§ **PROMPT**
Every line below containing the word "JSON" should be found and copied.

§ **RECORDED DATA**

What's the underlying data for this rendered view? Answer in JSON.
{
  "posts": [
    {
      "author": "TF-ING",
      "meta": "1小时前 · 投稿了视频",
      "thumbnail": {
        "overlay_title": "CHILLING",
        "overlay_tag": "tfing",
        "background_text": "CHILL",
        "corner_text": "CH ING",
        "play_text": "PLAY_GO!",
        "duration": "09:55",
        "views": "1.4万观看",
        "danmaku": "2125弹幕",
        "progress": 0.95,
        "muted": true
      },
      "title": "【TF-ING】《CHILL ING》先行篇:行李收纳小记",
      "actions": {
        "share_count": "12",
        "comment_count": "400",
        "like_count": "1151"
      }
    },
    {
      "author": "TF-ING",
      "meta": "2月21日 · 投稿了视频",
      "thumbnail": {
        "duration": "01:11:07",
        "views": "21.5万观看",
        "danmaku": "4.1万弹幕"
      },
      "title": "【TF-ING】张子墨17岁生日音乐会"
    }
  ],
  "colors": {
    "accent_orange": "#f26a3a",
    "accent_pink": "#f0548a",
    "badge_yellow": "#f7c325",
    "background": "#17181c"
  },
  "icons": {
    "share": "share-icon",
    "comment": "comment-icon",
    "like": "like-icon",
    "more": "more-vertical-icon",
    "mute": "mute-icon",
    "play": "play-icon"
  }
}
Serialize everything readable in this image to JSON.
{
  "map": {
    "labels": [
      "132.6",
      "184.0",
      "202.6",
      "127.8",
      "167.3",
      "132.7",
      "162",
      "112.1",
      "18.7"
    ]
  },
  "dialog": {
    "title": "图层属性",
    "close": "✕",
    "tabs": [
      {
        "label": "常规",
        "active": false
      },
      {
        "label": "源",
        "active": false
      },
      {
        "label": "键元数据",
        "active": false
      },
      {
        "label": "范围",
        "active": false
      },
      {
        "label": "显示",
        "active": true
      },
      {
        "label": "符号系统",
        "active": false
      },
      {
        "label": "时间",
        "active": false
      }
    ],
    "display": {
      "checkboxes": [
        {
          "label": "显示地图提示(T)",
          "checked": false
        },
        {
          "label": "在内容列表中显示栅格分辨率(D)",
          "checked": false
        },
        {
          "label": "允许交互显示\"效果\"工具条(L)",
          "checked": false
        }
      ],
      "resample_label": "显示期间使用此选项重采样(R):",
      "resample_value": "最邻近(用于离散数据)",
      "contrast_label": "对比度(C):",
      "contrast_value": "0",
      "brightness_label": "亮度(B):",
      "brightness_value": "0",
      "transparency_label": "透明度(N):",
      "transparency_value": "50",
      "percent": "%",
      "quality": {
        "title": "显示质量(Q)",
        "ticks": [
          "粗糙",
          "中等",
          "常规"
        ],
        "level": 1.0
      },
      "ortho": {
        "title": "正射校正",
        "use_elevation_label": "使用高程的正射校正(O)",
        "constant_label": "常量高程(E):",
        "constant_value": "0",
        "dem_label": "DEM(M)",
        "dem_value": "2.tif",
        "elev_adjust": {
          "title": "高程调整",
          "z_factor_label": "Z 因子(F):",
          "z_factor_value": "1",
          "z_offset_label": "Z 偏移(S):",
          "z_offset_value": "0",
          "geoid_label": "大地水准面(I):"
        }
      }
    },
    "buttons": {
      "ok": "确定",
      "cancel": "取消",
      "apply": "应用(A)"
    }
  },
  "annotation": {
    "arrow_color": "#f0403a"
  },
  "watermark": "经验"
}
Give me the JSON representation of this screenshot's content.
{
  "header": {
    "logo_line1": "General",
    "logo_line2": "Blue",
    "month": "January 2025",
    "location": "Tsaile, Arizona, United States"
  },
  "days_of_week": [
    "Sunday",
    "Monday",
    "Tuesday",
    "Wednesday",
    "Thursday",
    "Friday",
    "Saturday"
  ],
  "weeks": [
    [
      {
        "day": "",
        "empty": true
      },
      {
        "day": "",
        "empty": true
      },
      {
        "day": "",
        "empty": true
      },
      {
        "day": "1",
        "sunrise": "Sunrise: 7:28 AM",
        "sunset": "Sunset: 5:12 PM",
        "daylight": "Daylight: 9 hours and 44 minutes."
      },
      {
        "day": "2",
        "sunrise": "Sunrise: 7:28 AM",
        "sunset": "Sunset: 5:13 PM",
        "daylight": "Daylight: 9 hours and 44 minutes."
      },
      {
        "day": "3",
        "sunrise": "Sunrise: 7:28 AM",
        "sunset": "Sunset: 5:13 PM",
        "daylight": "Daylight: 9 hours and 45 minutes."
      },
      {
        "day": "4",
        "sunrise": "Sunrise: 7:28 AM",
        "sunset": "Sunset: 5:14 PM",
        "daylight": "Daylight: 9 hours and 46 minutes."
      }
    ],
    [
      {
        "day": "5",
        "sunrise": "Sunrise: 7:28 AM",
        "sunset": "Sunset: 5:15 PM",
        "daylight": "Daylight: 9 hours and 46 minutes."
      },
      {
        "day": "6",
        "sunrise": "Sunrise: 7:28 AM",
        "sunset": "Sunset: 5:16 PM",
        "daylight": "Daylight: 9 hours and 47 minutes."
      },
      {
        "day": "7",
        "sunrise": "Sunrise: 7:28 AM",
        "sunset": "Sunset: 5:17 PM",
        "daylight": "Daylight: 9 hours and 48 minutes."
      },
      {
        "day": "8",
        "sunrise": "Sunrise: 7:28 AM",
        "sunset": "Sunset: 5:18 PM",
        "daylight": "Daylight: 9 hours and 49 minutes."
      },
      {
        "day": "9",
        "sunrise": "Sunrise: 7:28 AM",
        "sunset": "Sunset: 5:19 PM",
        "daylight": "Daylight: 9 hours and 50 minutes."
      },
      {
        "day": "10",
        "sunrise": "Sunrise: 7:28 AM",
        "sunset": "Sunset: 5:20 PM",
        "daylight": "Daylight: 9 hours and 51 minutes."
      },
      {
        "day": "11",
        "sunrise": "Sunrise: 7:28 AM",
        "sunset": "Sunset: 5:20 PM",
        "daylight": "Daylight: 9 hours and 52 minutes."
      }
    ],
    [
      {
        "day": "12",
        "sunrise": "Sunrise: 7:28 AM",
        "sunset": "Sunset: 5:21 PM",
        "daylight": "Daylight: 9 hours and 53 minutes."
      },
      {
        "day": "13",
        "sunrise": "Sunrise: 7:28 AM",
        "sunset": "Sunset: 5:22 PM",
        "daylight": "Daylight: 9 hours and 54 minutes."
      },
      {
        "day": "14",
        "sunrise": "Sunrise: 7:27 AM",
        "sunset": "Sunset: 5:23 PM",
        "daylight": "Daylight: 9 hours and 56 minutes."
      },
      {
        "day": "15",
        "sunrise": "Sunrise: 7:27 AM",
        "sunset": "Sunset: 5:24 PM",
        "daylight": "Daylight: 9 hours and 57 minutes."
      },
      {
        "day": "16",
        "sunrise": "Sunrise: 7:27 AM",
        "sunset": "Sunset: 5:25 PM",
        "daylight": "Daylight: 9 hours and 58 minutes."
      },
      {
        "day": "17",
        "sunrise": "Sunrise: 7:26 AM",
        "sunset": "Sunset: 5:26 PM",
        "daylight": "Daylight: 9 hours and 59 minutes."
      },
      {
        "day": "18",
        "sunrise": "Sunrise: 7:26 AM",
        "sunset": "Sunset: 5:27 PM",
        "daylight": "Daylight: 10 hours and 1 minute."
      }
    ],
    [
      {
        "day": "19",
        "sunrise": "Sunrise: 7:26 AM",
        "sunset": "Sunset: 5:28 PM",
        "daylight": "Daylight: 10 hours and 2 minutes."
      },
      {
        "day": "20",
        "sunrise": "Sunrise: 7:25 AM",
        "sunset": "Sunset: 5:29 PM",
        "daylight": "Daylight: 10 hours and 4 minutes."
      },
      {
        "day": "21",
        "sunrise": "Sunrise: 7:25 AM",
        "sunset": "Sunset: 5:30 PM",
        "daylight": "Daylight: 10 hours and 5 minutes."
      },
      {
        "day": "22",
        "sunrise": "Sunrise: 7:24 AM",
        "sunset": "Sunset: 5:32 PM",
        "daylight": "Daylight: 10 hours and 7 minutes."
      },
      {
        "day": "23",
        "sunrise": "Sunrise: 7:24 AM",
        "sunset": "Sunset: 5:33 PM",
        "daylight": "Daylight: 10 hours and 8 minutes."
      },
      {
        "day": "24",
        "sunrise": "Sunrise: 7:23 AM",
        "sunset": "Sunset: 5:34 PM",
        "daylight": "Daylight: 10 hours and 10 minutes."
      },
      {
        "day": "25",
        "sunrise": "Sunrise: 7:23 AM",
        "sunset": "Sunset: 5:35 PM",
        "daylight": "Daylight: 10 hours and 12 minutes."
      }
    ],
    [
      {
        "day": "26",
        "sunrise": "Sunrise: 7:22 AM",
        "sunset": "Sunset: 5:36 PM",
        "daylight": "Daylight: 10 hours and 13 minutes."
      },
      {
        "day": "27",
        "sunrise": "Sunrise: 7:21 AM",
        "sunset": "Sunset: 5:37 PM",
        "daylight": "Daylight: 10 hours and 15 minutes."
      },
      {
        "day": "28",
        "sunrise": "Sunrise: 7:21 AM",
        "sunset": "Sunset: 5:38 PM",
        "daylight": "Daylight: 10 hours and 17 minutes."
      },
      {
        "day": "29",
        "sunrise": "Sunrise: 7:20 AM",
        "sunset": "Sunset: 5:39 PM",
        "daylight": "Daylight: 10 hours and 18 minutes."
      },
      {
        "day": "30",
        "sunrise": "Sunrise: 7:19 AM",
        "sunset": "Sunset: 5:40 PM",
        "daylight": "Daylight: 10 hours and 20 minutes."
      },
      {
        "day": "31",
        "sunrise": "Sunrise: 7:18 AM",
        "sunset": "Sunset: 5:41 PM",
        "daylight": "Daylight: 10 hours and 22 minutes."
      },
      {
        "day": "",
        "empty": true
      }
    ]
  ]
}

§ **ANSWER SECTION**
What's the underlying data for this rendered view? Answer in JSON.
Serialize everything readable in this image to JSON.
Give me the JSON representation of this screenshot's content.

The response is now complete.